(Stored data entries)
□ □ □ □ □

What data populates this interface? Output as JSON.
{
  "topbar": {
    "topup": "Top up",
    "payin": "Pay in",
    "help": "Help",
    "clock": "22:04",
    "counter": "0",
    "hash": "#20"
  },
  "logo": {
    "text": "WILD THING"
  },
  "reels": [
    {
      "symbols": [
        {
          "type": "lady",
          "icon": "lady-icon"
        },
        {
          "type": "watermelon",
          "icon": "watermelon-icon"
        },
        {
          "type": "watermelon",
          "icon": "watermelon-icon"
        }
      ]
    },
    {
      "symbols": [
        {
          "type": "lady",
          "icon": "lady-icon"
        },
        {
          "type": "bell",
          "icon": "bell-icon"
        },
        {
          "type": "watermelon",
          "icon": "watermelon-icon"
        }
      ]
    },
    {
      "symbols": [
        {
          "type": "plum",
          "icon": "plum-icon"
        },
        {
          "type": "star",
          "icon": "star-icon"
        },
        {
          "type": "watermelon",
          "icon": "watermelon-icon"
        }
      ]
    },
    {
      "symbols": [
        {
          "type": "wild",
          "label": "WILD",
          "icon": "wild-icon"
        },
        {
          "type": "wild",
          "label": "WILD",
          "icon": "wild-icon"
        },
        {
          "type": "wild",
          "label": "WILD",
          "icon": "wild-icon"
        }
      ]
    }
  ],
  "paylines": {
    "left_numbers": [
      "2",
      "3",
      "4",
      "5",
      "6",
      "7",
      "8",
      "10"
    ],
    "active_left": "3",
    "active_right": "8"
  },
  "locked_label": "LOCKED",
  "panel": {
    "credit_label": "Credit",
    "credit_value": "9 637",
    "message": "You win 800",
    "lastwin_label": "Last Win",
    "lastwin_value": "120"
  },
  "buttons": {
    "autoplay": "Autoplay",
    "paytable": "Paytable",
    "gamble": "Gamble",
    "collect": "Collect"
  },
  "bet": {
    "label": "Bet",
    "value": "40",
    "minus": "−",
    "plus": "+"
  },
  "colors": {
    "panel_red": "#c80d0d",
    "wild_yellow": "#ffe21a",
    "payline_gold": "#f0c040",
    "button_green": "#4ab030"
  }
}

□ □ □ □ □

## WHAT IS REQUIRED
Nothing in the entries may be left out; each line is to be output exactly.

## OUTPUT FOR THIS EXERCISE
What data populates this interface? Output as JSON.
{
  "topbar": {
    "topup": "Top up",
    "payin": "Pay in",
    "help": "Help",
    "clock": "22:04",
    "counter": "0",
    "hash": "#20"
  },
  "logo": {
    "text": "WILD THING"
  },
  "reels": [
    {
      "symbols": [
        {
          "type": "lady",
          "icon": "lady-icon"
        },
        {
          "type": "watermelon",
          "icon": "watermelon-icon"
        },
        {
          "type": "watermelon",
          "icon": "watermelon-icon"
        }
      ]
    },
    {
      "symbols": [
        {
          "type": "lady",
          "icon": "lady-icon"
        },
        {
          "type": "bell",
          "icon": "bell-icon"
        },
        {
          "type": "watermelon",
          "icon": "watermelon-icon"
        }
      ]
    },
    {
      "symbols": [
        {
          "type": "plum",
          "icon": "plum-icon"
        },
        {
          "type": "star",
          "icon": "star-icon"
        },
        {
          "type": "watermelon",
          "icon": "watermelon-icon"
        }
      ]
    },
    {
      "symbols": [
        {
          "type": "wild",
          "label": "WILD",
          "icon": "wild-icon"
        },
        {
          "type": "wild",
          "label": "WILD",
          "icon": "wild-icon"
        },
        {
          "type": "wild",
          "label": "WILD",
          "icon": "wild-icon"
        }
      ]
    }
  ],
  "paylines": {
    "left_numbers": [
      "2",
      "3",
      "4",
      "5",
      "6",
      "7",
      "8",
      "10"
    ],
    "active_left": "3",
    "active_right": "8"
  },
  "locked_label": "LOCKED",
  "panel": {
    "credit_label": "Credit",
    "credit_value": "9 637",
    "message": "You win 800",
    "lastwin_label": "Last Win",
    "lastwin_value": "120"
  },
  "buttons": {
    "autoplay": "Autoplay",
    "paytable": "Paytable",
    "gamble": "Gamble",
    "collect": "Collect"
  },
  "bet": {
    "label": "Bet",
    "value": "40",
    "minus": "−",
    "plus": "+"
  },
  "colors": {
    "panel_red": "#c80d0d",
    "wild_yellow": "#ffe21a",
    "payline_gold": "#f0c040",
    "button_green": "#4ab030"
  }
}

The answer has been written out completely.